EXERCISE: Report each line of the data that has "votre" somewhere in it.

##### GIVEN DATA

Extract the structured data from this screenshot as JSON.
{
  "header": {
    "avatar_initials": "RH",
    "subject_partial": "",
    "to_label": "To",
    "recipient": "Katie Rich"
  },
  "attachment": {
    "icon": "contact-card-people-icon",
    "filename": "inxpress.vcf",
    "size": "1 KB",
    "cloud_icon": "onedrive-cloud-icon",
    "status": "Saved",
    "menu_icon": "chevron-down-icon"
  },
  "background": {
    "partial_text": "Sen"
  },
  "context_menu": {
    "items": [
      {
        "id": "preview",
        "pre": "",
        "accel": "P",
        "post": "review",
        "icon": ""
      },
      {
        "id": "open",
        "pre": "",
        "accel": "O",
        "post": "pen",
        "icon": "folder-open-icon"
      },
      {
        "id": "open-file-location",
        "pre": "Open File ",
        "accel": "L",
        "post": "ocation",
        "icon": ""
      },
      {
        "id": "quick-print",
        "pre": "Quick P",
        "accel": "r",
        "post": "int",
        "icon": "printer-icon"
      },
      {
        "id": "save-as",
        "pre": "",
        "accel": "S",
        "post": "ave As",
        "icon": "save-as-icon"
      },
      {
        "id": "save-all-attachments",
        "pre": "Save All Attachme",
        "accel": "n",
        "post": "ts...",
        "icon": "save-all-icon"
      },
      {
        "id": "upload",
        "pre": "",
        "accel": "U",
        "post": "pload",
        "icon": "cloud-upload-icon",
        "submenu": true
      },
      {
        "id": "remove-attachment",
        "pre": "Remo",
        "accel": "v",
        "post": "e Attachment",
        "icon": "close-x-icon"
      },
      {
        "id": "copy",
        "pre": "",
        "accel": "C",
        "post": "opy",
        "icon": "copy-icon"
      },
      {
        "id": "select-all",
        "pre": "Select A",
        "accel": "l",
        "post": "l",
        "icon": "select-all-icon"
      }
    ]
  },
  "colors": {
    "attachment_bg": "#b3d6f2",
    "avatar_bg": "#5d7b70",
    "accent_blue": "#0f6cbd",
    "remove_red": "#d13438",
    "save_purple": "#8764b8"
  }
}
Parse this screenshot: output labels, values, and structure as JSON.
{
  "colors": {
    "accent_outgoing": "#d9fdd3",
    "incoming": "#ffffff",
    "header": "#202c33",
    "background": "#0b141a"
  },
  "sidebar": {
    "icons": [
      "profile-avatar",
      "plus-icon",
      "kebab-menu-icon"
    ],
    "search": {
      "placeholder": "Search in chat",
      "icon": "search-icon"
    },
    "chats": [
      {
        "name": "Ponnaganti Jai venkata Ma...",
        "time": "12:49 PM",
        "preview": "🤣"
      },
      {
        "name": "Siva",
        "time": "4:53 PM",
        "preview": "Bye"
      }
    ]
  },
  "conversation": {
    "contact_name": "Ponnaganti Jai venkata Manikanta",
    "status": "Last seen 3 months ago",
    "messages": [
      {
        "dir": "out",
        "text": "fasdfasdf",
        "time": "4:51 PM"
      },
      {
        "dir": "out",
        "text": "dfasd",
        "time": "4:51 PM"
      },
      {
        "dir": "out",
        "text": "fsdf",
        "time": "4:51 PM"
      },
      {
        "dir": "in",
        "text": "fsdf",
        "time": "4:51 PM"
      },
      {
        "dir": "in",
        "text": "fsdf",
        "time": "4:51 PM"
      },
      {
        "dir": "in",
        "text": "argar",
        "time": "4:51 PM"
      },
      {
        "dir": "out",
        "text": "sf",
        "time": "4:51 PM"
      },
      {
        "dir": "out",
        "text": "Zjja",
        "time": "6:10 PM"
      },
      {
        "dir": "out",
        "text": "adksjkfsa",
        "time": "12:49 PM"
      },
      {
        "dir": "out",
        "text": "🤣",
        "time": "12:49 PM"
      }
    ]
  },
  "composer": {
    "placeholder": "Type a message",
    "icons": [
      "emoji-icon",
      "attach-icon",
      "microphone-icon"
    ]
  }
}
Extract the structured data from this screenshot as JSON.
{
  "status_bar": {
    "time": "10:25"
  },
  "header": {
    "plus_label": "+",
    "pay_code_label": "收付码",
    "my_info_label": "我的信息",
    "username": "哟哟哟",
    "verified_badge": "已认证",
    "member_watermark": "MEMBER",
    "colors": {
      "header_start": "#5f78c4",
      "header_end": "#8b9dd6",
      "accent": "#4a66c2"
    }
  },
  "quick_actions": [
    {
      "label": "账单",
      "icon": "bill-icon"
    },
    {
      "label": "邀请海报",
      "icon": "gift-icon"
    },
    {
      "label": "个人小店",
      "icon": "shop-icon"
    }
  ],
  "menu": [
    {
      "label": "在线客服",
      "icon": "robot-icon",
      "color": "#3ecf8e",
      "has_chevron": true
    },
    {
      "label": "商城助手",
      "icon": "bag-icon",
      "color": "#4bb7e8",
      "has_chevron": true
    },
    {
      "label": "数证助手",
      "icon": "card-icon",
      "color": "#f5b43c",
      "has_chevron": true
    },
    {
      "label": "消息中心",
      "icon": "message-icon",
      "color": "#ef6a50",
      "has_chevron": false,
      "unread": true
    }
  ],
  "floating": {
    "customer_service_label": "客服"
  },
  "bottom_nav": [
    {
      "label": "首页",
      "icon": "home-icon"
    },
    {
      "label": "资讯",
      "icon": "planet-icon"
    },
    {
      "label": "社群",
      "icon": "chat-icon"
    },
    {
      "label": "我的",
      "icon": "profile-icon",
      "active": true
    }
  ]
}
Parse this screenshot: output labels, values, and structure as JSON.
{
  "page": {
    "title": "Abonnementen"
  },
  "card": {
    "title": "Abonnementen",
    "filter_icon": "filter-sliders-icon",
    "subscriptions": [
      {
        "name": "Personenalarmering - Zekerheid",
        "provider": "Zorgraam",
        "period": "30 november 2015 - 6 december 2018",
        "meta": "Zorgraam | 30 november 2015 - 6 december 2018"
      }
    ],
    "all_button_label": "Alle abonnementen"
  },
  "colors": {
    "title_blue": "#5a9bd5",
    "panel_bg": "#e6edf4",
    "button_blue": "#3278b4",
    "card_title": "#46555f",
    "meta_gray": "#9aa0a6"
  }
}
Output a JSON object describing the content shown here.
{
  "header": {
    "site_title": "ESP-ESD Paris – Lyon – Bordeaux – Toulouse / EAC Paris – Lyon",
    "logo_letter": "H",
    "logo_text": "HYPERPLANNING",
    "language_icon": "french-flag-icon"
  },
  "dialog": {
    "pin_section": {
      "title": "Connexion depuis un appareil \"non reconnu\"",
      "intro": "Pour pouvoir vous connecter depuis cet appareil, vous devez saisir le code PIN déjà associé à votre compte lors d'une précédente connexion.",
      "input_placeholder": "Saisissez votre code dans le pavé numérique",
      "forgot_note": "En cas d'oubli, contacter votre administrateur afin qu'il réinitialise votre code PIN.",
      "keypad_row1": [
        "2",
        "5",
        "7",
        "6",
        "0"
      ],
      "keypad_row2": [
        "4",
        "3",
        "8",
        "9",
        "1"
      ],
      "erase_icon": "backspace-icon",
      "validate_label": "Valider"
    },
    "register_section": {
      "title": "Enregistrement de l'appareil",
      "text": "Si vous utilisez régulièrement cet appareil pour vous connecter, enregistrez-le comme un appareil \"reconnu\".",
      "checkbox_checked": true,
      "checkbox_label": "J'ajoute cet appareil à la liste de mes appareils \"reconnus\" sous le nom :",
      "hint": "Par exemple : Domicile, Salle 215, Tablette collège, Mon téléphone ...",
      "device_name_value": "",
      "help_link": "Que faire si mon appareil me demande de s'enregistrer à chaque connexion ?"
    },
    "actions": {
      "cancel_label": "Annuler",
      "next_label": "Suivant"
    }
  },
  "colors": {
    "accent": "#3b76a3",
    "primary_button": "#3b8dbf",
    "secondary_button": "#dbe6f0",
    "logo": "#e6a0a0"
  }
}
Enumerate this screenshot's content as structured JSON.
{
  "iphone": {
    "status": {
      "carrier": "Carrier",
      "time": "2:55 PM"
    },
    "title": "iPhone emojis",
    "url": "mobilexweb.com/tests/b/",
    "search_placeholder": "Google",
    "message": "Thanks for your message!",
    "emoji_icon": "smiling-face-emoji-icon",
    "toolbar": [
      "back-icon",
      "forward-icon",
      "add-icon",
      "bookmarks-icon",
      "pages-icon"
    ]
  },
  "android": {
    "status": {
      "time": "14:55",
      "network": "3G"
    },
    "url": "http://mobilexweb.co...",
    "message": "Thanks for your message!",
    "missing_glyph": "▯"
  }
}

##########

RESPONSE AREA:
      "intro": "Pour pouvoir vous connecter depuis cet appareil, vous devez saisir le code PIN déjà associé à votre compte lors d'une précédente connexion.",
      "input_placeholder": "Saisissez votre code dans le pavé numérique",
      "forgot_note": "En cas d'oubli, contacter votre administrateur afin qu'il réinitialise votre code PIN.",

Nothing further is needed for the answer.